*** AVAILABLE DATA Section Begins ***

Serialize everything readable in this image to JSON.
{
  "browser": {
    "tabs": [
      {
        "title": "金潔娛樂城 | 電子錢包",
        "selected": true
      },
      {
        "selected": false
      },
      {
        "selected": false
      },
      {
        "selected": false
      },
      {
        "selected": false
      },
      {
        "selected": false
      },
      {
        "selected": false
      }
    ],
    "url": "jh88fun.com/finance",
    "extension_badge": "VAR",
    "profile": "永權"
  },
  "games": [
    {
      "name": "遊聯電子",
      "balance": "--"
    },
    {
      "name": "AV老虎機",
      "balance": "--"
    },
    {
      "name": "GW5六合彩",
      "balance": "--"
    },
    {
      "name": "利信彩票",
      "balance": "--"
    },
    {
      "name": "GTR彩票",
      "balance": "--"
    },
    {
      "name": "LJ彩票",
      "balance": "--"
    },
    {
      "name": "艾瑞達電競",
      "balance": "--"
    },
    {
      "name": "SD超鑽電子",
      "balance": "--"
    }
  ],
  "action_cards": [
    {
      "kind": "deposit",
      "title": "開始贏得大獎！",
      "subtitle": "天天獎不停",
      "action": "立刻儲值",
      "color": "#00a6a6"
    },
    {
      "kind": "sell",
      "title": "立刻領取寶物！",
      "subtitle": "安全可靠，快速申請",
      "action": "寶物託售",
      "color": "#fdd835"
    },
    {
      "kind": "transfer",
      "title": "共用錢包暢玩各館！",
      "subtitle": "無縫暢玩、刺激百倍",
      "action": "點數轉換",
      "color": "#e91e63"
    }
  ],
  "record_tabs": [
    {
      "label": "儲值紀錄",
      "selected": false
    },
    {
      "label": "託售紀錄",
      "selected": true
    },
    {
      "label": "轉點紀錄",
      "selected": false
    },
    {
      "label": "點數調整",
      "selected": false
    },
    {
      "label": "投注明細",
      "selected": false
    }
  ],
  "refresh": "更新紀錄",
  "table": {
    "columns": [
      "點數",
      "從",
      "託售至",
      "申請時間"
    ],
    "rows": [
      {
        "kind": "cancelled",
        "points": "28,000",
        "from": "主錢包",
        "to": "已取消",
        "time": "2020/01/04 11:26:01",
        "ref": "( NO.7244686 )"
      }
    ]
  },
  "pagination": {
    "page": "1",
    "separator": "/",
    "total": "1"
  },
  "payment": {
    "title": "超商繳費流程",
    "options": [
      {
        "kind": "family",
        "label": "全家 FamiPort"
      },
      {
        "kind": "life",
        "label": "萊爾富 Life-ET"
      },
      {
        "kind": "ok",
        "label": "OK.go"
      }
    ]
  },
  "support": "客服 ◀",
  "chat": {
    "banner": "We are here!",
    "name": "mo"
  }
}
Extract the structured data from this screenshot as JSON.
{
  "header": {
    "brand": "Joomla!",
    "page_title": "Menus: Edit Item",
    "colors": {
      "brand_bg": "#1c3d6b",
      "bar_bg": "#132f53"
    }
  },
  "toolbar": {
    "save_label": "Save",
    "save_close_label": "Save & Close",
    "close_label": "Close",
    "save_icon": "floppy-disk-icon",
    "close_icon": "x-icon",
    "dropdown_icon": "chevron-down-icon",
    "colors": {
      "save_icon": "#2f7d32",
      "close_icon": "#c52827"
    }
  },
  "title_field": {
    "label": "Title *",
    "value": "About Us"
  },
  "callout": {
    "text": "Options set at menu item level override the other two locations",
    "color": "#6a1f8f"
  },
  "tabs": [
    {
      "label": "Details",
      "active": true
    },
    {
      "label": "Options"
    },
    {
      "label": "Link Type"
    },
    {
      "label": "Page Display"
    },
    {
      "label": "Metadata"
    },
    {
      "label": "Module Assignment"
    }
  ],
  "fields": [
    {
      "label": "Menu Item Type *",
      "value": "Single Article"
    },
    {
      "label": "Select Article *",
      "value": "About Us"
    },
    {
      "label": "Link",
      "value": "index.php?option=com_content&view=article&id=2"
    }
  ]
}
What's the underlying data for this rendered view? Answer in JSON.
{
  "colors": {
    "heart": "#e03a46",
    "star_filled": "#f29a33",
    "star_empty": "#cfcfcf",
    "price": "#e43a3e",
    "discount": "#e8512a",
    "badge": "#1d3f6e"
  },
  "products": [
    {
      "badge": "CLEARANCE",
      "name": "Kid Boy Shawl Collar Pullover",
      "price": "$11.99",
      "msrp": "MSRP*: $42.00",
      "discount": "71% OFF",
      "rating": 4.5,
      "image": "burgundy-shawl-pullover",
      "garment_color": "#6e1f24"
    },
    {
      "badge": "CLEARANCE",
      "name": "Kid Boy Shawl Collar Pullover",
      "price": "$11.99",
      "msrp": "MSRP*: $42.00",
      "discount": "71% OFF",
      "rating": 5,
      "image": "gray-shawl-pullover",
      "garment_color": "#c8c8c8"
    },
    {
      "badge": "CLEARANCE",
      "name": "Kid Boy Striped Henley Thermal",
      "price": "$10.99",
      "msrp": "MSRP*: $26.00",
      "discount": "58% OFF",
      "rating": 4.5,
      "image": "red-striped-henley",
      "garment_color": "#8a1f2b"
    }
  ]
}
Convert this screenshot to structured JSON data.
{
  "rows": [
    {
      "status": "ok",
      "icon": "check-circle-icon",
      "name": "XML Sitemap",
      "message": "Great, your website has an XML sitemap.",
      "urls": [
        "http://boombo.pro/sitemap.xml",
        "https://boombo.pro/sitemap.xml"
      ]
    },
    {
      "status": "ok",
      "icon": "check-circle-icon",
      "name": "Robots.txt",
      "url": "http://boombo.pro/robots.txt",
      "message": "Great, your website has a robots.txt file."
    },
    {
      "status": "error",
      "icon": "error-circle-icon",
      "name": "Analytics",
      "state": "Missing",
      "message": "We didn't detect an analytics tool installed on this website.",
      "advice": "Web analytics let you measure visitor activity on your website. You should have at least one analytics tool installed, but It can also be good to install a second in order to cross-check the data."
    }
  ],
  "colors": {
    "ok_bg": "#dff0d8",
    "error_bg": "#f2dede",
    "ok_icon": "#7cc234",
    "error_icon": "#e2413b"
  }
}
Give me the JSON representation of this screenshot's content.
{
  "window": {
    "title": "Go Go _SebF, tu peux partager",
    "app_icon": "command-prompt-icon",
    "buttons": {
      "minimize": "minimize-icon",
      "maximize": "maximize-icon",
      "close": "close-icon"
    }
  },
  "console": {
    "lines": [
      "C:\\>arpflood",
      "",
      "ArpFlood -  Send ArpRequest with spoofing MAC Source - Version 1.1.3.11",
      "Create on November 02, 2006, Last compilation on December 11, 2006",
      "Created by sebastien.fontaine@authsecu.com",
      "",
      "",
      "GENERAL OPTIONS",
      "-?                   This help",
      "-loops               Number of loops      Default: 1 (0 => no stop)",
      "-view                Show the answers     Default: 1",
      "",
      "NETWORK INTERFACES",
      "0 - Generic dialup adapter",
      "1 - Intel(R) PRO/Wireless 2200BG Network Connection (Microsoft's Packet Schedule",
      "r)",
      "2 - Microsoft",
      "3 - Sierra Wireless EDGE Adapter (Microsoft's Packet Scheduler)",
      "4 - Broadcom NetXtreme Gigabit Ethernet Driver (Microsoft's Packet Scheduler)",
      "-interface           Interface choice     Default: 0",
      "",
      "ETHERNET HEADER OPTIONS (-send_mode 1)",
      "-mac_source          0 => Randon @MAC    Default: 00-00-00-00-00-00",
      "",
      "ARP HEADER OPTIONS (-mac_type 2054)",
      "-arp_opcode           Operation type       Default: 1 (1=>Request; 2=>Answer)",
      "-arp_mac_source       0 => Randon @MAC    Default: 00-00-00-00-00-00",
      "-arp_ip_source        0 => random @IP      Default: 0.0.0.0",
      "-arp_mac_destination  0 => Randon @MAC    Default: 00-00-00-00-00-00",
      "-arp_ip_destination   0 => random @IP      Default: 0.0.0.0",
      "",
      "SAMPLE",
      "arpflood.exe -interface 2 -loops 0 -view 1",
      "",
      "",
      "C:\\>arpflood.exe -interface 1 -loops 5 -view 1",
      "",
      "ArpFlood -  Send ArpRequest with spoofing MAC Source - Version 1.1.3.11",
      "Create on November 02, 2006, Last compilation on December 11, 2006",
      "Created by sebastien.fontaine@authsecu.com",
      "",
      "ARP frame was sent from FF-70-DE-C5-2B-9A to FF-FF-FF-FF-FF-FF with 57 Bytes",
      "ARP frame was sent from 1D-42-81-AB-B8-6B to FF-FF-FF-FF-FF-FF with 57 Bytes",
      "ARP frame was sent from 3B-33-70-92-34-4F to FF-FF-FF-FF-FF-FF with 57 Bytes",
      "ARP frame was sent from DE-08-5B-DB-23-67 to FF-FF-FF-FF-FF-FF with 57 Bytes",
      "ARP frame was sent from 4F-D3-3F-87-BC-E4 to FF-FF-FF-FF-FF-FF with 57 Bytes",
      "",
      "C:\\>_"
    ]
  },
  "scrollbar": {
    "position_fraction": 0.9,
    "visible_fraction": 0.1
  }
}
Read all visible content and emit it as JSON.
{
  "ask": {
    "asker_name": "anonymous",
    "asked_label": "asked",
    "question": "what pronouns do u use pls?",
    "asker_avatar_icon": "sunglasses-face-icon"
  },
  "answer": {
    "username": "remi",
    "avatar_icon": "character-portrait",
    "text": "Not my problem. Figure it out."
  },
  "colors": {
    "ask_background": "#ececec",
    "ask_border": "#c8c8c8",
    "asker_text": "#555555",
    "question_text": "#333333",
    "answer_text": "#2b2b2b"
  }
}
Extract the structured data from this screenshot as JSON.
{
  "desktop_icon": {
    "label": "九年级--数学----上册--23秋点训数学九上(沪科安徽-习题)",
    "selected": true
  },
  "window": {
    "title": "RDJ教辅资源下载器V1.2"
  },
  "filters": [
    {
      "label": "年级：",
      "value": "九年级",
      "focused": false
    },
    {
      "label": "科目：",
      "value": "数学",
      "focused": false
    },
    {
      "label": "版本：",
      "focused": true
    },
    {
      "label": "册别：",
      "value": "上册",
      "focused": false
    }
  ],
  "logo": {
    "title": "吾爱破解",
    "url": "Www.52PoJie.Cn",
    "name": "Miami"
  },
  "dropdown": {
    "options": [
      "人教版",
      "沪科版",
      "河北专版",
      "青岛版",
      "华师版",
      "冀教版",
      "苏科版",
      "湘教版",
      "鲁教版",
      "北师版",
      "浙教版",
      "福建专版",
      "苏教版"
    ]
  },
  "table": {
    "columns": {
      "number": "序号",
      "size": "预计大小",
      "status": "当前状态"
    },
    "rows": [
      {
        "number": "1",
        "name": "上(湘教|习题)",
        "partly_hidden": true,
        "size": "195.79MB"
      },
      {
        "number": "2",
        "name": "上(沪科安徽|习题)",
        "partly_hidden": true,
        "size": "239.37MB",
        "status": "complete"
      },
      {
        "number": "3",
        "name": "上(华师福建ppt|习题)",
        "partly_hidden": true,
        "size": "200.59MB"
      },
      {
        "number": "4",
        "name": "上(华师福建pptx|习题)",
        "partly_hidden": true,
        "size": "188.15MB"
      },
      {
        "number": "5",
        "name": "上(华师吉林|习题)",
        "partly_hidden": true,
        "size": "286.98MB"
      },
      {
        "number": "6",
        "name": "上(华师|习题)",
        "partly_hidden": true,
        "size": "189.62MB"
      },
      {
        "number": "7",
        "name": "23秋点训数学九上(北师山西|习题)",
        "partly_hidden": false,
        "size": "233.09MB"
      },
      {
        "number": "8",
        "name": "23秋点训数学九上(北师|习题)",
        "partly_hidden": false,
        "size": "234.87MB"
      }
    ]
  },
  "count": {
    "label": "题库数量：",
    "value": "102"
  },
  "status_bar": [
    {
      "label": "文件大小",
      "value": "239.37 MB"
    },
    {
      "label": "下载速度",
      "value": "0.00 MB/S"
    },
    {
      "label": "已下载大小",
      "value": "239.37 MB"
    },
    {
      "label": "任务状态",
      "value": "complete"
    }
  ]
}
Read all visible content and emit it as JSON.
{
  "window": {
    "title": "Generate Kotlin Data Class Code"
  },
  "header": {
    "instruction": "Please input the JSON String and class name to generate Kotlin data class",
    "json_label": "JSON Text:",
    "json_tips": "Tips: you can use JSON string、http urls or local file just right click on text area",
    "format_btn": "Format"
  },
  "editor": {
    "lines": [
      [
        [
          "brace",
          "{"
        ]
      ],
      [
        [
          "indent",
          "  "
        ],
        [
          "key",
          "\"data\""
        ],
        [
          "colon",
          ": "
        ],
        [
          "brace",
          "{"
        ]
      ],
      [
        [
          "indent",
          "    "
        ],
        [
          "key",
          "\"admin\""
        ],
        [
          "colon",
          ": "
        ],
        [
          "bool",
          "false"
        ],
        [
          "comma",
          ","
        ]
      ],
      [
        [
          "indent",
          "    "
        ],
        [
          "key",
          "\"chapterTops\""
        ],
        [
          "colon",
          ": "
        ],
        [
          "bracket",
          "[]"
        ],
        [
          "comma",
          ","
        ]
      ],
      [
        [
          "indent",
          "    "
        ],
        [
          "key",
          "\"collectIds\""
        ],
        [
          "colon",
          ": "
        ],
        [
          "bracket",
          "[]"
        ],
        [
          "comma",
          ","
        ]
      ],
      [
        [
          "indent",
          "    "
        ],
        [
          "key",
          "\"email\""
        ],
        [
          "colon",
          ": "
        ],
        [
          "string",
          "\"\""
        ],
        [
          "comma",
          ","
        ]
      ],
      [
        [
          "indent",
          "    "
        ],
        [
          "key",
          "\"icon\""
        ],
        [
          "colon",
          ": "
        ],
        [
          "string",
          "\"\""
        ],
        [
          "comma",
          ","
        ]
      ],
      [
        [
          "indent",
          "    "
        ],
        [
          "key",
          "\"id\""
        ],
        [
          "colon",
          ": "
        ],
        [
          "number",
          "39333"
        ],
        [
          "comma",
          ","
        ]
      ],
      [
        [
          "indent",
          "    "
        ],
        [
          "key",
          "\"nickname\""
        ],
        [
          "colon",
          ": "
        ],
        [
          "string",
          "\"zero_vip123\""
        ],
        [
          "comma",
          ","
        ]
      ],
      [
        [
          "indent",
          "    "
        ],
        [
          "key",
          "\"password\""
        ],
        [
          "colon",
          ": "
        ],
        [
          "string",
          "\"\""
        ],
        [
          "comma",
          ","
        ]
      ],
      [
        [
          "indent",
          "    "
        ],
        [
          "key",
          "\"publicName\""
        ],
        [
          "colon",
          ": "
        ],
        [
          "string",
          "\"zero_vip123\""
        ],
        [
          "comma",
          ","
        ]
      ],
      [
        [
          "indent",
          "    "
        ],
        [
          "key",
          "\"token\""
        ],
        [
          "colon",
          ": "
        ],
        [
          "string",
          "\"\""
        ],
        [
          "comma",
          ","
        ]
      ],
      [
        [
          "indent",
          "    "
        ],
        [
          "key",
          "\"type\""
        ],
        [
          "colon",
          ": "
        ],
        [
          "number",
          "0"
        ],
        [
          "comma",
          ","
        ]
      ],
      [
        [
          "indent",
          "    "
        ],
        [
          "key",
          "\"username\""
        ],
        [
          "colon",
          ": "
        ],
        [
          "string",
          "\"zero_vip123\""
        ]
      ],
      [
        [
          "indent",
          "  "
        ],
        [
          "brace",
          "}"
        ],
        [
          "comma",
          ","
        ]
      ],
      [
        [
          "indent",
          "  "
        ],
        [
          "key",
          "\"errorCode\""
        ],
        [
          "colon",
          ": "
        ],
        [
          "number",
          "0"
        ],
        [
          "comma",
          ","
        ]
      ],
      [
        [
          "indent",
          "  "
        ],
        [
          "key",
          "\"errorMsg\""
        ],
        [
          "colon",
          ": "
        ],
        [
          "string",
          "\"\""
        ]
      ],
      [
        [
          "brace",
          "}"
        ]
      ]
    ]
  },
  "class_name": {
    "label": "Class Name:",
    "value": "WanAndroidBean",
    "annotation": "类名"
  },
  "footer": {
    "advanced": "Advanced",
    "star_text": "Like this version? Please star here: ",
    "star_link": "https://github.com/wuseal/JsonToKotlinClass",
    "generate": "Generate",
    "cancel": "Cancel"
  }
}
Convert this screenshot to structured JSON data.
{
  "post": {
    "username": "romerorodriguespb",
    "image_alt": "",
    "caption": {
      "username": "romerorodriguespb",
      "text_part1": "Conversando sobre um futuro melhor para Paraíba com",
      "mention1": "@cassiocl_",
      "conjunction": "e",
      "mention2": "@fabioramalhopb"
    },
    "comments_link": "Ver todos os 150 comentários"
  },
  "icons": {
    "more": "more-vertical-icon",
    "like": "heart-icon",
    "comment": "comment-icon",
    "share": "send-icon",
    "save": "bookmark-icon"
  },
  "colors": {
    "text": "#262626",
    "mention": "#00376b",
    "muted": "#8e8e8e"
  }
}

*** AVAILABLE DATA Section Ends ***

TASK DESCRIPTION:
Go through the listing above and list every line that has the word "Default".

WRITTEN SOLUTION:
      "-loops               Number of loops      Default: 1 (0 => no stop)",
      "-view                Show the answers     Default: 1",
      "-interface           Interface choice     Default: 0",
      "-mac_source          0 => Randon @MAC    Default: 00-00-00-00-00-00",
      "-arp_opcode           Operation type       Default: 1 (1=>Request; 2=>Answer)",
      "-arp_mac_source       0 => Randon @MAC    Default: 00-00-00-00-00-00",
      "-arp_ip_source        0 => random @IP      Default: 0.0.0.0",
      "-arp_mac_destination  0 => Randon @MAC    Default: 00-00-00-00-00-00",
      "-arp_ip_destination   0 => random @IP      Default: 0.0.0.0",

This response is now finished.